DATA FOR THIS EXERCISE —
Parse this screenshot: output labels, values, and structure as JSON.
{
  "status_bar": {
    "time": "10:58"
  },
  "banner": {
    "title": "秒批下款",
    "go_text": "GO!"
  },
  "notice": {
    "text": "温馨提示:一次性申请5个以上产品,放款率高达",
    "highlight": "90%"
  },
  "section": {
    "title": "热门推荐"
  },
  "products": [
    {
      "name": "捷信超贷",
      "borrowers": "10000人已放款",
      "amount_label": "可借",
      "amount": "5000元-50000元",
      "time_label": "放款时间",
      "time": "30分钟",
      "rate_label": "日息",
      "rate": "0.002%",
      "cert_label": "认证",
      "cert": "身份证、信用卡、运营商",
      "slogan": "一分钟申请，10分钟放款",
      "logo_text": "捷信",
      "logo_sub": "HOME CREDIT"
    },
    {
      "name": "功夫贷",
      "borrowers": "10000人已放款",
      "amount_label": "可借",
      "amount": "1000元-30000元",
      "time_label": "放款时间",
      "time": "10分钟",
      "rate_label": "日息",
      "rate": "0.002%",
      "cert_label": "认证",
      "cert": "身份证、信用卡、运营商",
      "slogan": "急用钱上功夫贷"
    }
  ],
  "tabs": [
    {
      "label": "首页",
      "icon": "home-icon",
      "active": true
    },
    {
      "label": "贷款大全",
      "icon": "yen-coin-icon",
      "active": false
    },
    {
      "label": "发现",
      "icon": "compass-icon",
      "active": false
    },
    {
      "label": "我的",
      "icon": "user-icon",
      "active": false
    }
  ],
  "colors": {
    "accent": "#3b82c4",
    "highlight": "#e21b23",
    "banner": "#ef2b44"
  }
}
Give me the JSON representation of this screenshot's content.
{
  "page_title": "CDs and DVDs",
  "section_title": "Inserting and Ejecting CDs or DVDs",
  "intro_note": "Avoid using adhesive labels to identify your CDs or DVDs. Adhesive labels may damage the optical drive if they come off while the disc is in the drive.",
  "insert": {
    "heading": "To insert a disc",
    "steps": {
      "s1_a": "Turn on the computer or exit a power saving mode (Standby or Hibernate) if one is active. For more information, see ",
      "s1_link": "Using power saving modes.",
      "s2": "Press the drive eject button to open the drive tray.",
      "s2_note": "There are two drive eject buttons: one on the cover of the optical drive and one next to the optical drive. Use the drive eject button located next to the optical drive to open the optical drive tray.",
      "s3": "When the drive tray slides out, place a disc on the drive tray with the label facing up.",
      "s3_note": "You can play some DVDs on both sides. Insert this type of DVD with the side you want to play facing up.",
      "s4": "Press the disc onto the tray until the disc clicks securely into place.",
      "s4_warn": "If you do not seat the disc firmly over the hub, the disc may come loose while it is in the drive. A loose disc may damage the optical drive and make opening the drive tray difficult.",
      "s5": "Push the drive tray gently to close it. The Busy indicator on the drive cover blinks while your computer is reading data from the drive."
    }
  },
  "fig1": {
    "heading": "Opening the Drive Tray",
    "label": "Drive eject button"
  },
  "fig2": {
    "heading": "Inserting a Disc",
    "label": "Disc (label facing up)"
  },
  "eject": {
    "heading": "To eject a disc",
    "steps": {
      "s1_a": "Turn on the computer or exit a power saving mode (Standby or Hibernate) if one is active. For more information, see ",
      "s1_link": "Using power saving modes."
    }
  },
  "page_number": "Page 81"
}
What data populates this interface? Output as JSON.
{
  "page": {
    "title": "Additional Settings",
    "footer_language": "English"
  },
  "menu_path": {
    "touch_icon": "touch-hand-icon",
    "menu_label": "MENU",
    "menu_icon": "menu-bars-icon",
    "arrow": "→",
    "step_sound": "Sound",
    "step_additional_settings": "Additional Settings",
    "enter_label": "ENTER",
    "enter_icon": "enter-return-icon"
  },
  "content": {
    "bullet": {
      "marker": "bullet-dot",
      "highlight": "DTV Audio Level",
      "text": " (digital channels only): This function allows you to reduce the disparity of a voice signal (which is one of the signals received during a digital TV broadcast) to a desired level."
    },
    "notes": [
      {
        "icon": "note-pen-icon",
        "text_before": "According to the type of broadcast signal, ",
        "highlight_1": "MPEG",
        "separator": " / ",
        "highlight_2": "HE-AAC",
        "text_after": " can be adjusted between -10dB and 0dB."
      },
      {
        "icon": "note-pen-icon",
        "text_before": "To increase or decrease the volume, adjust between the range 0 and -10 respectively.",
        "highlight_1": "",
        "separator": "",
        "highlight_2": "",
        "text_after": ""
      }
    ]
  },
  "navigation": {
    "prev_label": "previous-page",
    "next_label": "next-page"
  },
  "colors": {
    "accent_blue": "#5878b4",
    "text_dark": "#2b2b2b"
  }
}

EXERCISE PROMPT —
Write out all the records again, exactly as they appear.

REPLY —
Parse this screenshot: output labels, values, and structure as JSON.
{
  "status_bar": {
    "time": "10:58"
  },
  "banner": {
    "title": "秒批下款",
    "go_text": "GO!"
  },
  "notice": {
    "text": "温馨提示:一次性申请5个以上产品,放款率高达",
    "highlight": "90%"
  },
  "section": {
    "title": "热门推荐"
  },
  "products": [
    {
      "name": "捷信超贷",
      "borrowers": "10000人已放款",
      "amount_label": "可借",
      "amount": "5000元-50000元",
      "time_label": "放款时间",
      "time": "30分钟",
      "rate_label": "日息",
      "rate": "0.002%",
      "cert_label": "认证",
      "cert": "身份证、信用卡、运营商",
      "slogan": "一分钟申请，10分钟放款",
      "logo_text": "捷信",
      "logo_sub": "HOME CREDIT"
    },
    {
      "name": "功夫贷",
      "borrowers": "10000人已放款",
      "amount_label": "可借",
      "amount": "1000元-30000元",
      "time_label": "放款时间",
      "time": "10分钟",
      "rate_label": "日息",
      "rate": "0.002%",
      "cert_label": "认证",
      "cert": "身份证、信用卡、运营商",
      "slogan": "急用钱上功夫贷"
    }
  ],
  "tabs": [
    {
      "label": "首页",
      "icon": "home-icon",
      "active": true
    },
    {
      "label": "贷款大全",
      "icon": "yen-coin-icon",
      "active": false
    },
    {
      "label": "发现",
      "icon": "compass-icon",
      "active": false
    },
    {
      "label": "我的",
      "icon": "user-icon",
      "active": false
    }
  ],
  "colors": {
    "accent": "#3b82c4",
    "highlight": "#e21b23",
    "banner": "#ef2b44"
  }
}
Give me the JSON representation of this screenshot's content.
{
  "page_title": "CDs and DVDs",
  "section_title": "Inserting and Ejecting CDs or DVDs",
  "intro_note": "Avoid using adhesive labels to identify your CDs or DVDs. Adhesive labels may damage the optical drive if they come off while the disc is in the drive.",
  "insert": {
    "heading": "To insert a disc",
    "steps": {
      "s1_a": "Turn on the computer or exit a power saving mode (Standby or Hibernate) if one is active. For more information, see ",
      "s1_link": "Using power saving modes.",
      "s2": "Press the drive eject button to open the drive tray.",
      "s2_note": "There are two drive eject buttons: one on the cover of the optical drive and one next to the optical drive. Use the drive eject button located next to the optical drive to open the optical drive tray.",
      "s3": "When the drive tray slides out, place a disc on the drive tray with the label facing up.",
      "s3_note": "You can play some DVDs on both sides. Insert this type of DVD with the side you want to play facing up.",
      "s4": "Press the disc onto the tray until the disc clicks securely into place.",
      "s4_warn": "If you do not seat the disc firmly over the hub, the disc may come loose while it is in the drive. A loose disc may damage the optical drive and make opening the drive tray difficult.",
      "s5": "Push the drive tray gently to close it. The Busy indicator on the drive cover blinks while your computer is reading data from the drive."
    }
  },
  "fig1": {
    "heading": "Opening the Drive Tray",
    "label": "Drive eject button"
  },
  "fig2": {
    "heading": "Inserting a Disc",
    "label": "Disc (label facing up)"
  },
  "eject": {
    "heading": "To eject a disc",
    "steps": {
      "s1_a": "Turn on the computer or exit a power saving mode (Standby or Hibernate) if one is active. For more information, see ",
      "s1_link": "Using power saving modes."
    }
  },
  "page_number": "Page 81"
}
What data populates this interface? Output as JSON.
{
  "page": {
    "title": "Additional Settings",
    "footer_language": "English"
  },
  "menu_path": {
    "touch_icon": "touch-hand-icon",
    "menu_label": "MENU",
    "menu_icon": "menu-bars-icon",
    "arrow": "→",
    "step_sound": "Sound",
    "step_additional_settings": "Additional Settings",
    "enter_label": "ENTER",
    "enter_icon": "enter-return-icon"
  },
  "content": {
    "bullet": {
      "marker": "bullet-dot",
      "highlight": "DTV Audio Level",
      "text": " (digital channels only): This function allows you to reduce the disparity of a voice signal (which is one of the signals received during a digital TV broadcast) to a desired level."
    },
    "notes": [
      {
        "icon": "note-pen-icon",
        "text_before": "According to the type of broadcast signal, ",
        "highlight_1": "MPEG",
        "separator": " / ",
        "highlight_2": "HE-AAC",
        "text_after": " can be adjusted between -10dB and 0dB."
      },
      {
        "icon": "note-pen-icon",
        "text_before": "To increase or decrease the volume, adjust between the range 0 and -10 respectively.",
        "highlight_1": "",
        "separator": "",
        "highlight_2": "",
        "text_after": ""
      }
    ]
  },
  "navigation": {
    "prev_label": "previous-page",
    "next_label": "next-page"
  },
  "colors": {
    "accent_blue": "#5878b4",
    "text_dark": "#2b2b2b"
  }
}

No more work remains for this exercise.